The parts of the juniper that can be used are the berries from the female plant, and the needles from either female or male trees.

San Antonio Medicinal Plants
 
The berries are a diuretic, and useful in treatment of urinary tract infections as a urinary antiseptic. They must be taken in small doses, and caution must be used, as they are very potent and can become toxic over time. Juniper berries are also used as a flavoring for meat marinade in some recipes, and contain vitamin C. The needles can be used in steam-inhalation therapy as part of an herbal formula that helps open upper respiratory tract and clear mucous during a chest or head cold, or flu.
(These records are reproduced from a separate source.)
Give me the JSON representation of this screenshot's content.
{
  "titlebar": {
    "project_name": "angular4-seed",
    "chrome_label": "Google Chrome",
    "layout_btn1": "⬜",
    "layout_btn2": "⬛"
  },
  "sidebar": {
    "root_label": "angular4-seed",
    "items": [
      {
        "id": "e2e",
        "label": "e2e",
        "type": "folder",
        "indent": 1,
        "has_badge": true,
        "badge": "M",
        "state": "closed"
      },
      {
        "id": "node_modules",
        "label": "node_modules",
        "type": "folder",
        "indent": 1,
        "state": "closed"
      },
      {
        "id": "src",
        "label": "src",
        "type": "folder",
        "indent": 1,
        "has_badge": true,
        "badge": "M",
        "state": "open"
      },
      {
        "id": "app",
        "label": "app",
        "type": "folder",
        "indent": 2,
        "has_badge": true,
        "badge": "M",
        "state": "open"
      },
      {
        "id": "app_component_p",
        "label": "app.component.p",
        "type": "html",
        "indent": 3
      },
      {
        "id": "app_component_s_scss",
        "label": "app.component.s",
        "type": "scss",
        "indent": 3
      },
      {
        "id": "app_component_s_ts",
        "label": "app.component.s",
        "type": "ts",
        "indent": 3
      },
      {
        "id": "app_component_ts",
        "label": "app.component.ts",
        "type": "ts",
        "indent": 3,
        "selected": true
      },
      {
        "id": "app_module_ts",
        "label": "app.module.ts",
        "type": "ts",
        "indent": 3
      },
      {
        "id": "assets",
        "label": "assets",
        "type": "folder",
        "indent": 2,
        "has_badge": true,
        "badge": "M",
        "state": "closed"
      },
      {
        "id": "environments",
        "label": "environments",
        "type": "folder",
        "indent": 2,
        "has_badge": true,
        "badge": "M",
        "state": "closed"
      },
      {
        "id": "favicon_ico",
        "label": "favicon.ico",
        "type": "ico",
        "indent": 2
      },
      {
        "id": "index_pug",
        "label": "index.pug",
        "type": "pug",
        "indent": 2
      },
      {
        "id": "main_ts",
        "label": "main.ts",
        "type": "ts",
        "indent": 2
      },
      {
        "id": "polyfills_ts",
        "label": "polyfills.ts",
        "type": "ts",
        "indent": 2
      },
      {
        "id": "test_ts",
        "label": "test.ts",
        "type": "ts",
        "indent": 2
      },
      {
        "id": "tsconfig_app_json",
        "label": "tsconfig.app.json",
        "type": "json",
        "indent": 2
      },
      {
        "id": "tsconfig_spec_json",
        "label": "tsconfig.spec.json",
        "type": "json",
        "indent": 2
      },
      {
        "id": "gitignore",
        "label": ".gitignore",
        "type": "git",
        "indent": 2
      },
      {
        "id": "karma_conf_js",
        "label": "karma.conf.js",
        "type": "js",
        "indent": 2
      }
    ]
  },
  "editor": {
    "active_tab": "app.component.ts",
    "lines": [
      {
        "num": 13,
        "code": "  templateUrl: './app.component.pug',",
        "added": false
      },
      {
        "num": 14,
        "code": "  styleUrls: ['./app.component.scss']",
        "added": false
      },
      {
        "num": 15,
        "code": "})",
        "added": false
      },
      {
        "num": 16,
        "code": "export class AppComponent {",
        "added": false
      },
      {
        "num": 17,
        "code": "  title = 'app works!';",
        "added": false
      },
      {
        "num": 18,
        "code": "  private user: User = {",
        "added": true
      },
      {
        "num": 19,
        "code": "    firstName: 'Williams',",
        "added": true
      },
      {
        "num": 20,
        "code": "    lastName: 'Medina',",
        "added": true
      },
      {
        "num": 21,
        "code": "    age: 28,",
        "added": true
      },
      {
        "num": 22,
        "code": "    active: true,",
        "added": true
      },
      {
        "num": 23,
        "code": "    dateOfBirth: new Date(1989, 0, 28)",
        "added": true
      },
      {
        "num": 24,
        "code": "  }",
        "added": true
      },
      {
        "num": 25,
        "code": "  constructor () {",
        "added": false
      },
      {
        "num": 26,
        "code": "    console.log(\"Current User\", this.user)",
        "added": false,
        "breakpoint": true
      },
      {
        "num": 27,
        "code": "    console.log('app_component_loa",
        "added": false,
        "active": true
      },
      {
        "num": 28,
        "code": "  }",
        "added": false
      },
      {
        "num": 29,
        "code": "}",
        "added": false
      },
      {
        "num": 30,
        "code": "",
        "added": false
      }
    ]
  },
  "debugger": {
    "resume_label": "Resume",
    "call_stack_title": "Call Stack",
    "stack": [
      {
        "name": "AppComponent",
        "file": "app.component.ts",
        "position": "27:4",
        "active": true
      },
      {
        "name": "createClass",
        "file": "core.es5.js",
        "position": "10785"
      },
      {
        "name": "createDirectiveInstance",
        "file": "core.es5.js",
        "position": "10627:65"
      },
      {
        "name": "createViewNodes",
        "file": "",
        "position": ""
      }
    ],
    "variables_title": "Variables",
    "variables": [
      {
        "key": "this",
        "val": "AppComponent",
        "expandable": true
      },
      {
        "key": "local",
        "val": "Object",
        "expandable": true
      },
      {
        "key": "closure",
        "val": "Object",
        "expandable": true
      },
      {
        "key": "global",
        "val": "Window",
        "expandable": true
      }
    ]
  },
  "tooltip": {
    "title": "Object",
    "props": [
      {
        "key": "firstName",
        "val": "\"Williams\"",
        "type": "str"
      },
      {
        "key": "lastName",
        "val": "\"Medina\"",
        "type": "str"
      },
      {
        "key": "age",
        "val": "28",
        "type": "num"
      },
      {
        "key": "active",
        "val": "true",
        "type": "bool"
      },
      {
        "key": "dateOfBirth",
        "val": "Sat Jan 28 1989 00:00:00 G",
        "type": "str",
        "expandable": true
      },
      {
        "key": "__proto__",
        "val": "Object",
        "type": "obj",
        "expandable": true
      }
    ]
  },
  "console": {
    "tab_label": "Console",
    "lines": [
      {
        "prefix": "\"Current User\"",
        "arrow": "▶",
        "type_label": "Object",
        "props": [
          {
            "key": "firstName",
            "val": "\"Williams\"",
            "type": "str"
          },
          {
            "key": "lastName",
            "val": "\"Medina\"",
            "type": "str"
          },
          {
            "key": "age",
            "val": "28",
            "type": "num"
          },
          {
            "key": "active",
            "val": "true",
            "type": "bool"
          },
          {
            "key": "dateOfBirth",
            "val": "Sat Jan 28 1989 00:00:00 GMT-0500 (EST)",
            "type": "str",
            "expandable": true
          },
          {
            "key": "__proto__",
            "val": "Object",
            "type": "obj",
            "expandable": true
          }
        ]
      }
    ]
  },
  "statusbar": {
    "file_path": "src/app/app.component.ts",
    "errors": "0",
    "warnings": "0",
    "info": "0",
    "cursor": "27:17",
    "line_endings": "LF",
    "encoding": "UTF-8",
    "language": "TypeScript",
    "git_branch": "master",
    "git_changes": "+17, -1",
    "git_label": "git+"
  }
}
For chest congestion, I often use a formula of wild rosemary, lantana leaves and juniper needles, all from the back yard, simmered for about 15 minutes in a big pan with the lid on. Take off the lid, place a towel over your head as a "tent," and hold your head over the steam to inhale the herbal effect.